Kurt Cobb has an article at Scitizen on a new enhanced oil recovery technique (saying nothing about the greenhouse gas emissions, which are presumably horrendous) - Will Toe-to-Heel Air Injection Extend the Oil Age?.
Currently, the energy for extracting oil from underground must come from the fuel and equipment on the surface. But what if the main source of energy for extracting oil could come from the oil deposit itself? And, what if the method for doing this could provide us with access to oil not amenable to conventional extraction techniques while minimizing disruption of the surface and any associated pollution? This is what the developers of an oil recovery technique called toe-to-heel air injection or THAI suggest they are able to accomplish. And, the technique could increase appreciably the percentage of the world's vast heavy oil resources that we are able to exploit.
The oil the engineers and scientists at Petrobank, the patent holder, have in mind is so viscous that it is not easily budged from its hiding places below the surface. There are other techniques already in use for extracting this oil. But they typically require copious amounts of both water (usually in the form of steam) and energy to work. The THAI process, however, burns some of the oil in the underground deposit in a way that makes the remaining oil flow to the surface on its own through production wells.
This isn't a bonfire, but rather more like a charcoal fire, very hot (400 to 600 degrees C) without flames. Petrobank claims that THAI burns about 10 percent of the oil in place to accomplish its task. The oil is first heated to about 100 degrees C using steam injection. So far this sounds like conventional steam injection technology. But once this critical temperature is reached, the oil is ignited and only air is injected to keep the oil burning. The burning oil creates additional heat which makes the heavy oil flow more easily, and the combustion gases drive the flowing oil toward and up a set of production wells without any pumping. There are other fire flooding techniques. But the particular methods and well configuration of THAI hold great promise for vastly increasing ultimate recovery while minimizing pollution and well failure.

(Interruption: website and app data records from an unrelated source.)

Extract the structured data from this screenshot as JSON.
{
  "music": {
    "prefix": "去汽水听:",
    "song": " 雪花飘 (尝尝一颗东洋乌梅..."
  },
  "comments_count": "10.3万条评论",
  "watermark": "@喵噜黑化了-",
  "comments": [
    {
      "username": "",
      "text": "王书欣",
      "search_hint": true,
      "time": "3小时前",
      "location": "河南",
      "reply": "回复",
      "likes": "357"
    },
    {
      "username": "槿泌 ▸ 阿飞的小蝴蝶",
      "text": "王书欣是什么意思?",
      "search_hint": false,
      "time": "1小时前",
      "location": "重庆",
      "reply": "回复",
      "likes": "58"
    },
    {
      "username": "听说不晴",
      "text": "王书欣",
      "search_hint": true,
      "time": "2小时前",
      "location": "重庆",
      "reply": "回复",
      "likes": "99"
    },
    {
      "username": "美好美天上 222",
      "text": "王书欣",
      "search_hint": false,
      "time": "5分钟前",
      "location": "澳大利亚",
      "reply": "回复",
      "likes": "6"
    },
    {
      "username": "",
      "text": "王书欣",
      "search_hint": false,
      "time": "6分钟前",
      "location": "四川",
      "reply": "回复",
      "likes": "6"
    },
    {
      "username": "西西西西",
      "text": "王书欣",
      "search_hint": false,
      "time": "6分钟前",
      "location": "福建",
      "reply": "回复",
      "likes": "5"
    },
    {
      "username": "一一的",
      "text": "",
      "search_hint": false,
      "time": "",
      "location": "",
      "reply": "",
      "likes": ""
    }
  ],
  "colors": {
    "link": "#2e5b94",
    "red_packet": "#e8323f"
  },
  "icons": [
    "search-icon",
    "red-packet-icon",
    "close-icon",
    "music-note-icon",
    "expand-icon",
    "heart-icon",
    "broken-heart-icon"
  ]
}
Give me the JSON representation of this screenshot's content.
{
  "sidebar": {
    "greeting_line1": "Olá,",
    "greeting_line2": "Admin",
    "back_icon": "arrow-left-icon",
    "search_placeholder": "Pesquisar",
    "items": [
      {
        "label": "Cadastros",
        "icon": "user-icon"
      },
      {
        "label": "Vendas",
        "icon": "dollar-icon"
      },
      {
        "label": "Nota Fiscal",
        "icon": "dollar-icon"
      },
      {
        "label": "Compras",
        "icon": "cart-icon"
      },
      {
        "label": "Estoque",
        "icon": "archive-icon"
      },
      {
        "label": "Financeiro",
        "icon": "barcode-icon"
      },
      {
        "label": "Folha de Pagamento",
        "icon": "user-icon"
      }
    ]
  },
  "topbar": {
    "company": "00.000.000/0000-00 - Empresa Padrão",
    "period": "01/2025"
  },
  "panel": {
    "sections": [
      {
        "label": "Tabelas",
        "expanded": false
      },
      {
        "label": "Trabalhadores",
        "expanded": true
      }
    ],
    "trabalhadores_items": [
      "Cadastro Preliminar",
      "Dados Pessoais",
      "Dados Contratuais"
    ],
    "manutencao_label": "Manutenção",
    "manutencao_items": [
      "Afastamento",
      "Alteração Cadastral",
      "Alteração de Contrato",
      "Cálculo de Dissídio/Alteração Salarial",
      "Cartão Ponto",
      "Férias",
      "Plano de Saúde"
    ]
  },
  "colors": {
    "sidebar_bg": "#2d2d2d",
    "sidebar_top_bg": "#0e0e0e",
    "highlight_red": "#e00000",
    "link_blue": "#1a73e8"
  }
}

Petrobank claims recovery of between 70 and 80 percent of original oil in place, a truly astounding number. Even if this result proves to be reproducible on a large scale, it won't mean that all heavy oil deposits will be amenable to the THAI process. Some deposits might be too scattered to be economical. Others might not be sufficiently saturated to allow adequate burning and thus high enough temperatures. Yet others might be too close to the surface in which case the fire might break through. Finally, geology, remote location and poor associated infrastructure might make many potential deposits financially too risky to exploit.